This week’s question comes from Alicia M. in Berkeley, who asks:
Q: “I have several friends in The City who work as Uber drivers. I recently saw that the California Labor Commissioner said an Uber driver was an ‘employee’ and not an ‘independent contractor.’ Does this mean that my friends who work for Uber will
be eligible for overtime and mileage reimbursements?”
A: Alicia, you are correct that the California Labor Commissioner recently ruled one Uber driver, Ms. Barbara Ann Berwick, was an “employee” under the law and was, therefore, entitled to mileage reimbursements, interest and penalties under the California Labor Code. This, however, does not mean that Uber has to immediately treat all of its drivers — including your friends — like “employees.”
Decisions of the Labor Commissioner are not binding and only apply to the person making the claim for unpaid wages — here, Ms. Berwick. Also keep in mind that Uber has appealed the Labor Commissioner’s decision to the San Francisco Superior Court. So until the Superior Court and other courts throughout the state begin to agree with the Labor Commissioner, Uber will likely not treat its drivers like “employees.”
Uber, of course, has much financial incentive to keep its drivers classified as “independent contractors.” In fact, its entire business model depends on it. If the company is forced to follow the law and classify tens of thousands of drivers as employees, they will have to pay drivers overtime, provide meal and rest breaks, reimburse them for mileage and provide worker’s compensation for any injuries on the job, among other benefits. This will substantially hurt Uber’s profits, and the company will undoubtedly spare no dollar on legal fees to fight this issue rather than treat its drivers lawfully.
In answering the question of whether Uber drivers are “employees” under the law, the key issue the courts will have to look at is whether Uber has sufficient control over its drivers. If the courts apply this control test like the Labor Commissioner, then they will affirm the Labor Commissioner’s finding that drivers are employees like with taxi companies. What the Labor Commissioner found most convincing was that despite Uber holding themselves out as a neutral technological platform, the reality was that they were involved in every aspect of the operation.
They vet drivers, who must provide banking and residence information; they control the tools the drivers use; drivers’ cars must be registered with Uber; the cars can’t be more than 10 years old; and drivers must maintain a customer rating level of 4.6 out of 5 stars or face deactivation. In addition, Uber’s “intellectual property” — the app — can only be used by approved drivers. In sum, the drivers’ work was integral to Uber’s business of providing transportation services to passengers. Without the drivers, Uber’s business would not exist.

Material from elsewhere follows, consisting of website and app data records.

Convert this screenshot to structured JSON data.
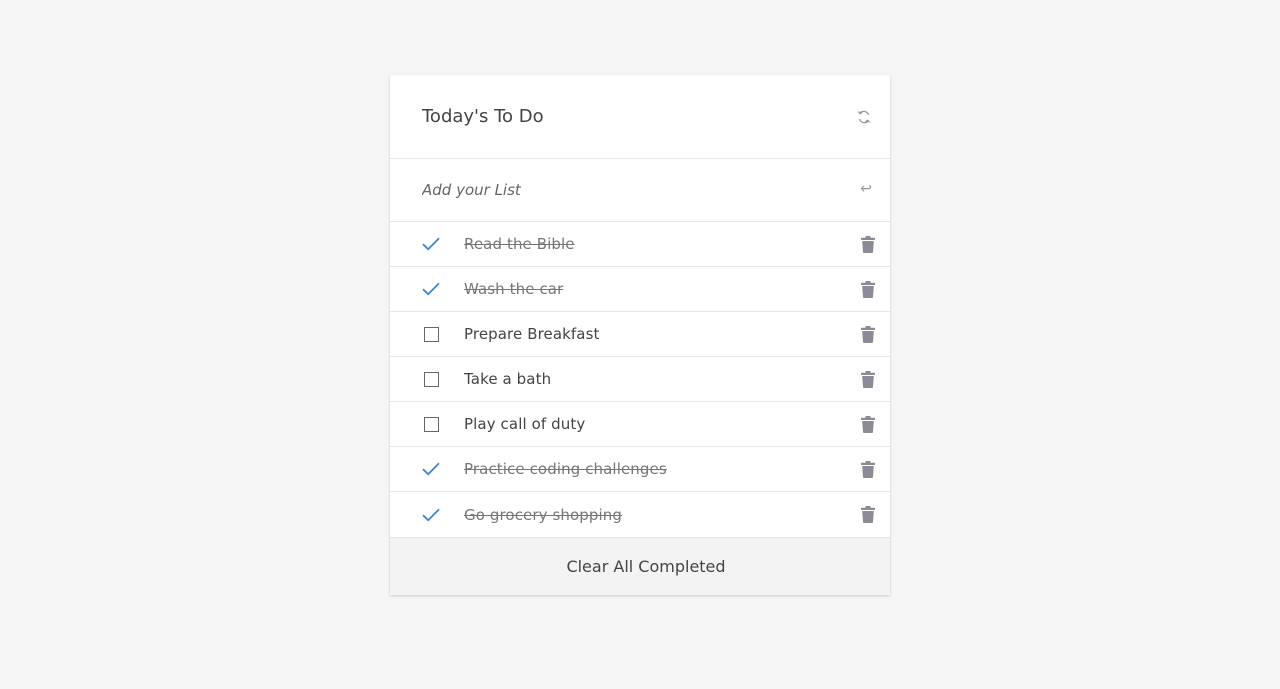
{
  "header": {
    "title": "Today's To Do",
    "refresh_icon": "refresh-icon"
  },
  "add": {
    "placeholder": "Add your List",
    "value": "",
    "submit_icon": "enter-icon",
    "submit_glyph": "↩"
  },
  "todos": [
    {
      "label": "Read the Bible",
      "completed": true
    },
    {
      "label": "Wash the car",
      "completed": true
    },
    {
      "label": "Prepare Breakfast",
      "completed": false
    },
    {
      "label": "Take a bath",
      "completed": false
    },
    {
      "label": "Play call of duty",
      "completed": false
    },
    {
      "label": "Practice coding challenges",
      "completed": true
    },
    {
      "label": "Go grocery shopping",
      "completed": true
    }
  ],
  "footer": {
    "clear_label": "Clear All Completed"
  },
  "colors": {
    "background": "#f5f5f5",
    "card": "#ffffff",
    "check_accent": "#3b86d6",
    "trash_icon": "#8c8a96",
    "footer_bg": "#f3f3f3"
  }
}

While recent developments suggest that the “sharing economy” may finally have to face labor laws, Uber is likely not going to be concerned with the lawful treatment of its drivers any time soon. In fact, Uber’s self-proclaimed future would get rid of drivers altogether. Earlier this year, Uber launched the Uber Advanced Technologies Center in Pittsburgh to conduct research and development in creating driverless cars.
Last year, Uber’s chief executive, Travis Kalanick, was quoted as saying “the reason Uber could be expensive is because you’re not just paying for the car — you’re paying for the other dude in the car.” Clearly, Mr. Kalanick’s intention is to get rid of the “dudes in cars,” not to pay them the wages they are owed. Hopefully, in the meantime, like the Labor Commissioner, California Courts can “disrupt” Uber’s systematic attack on the state’s labor laws.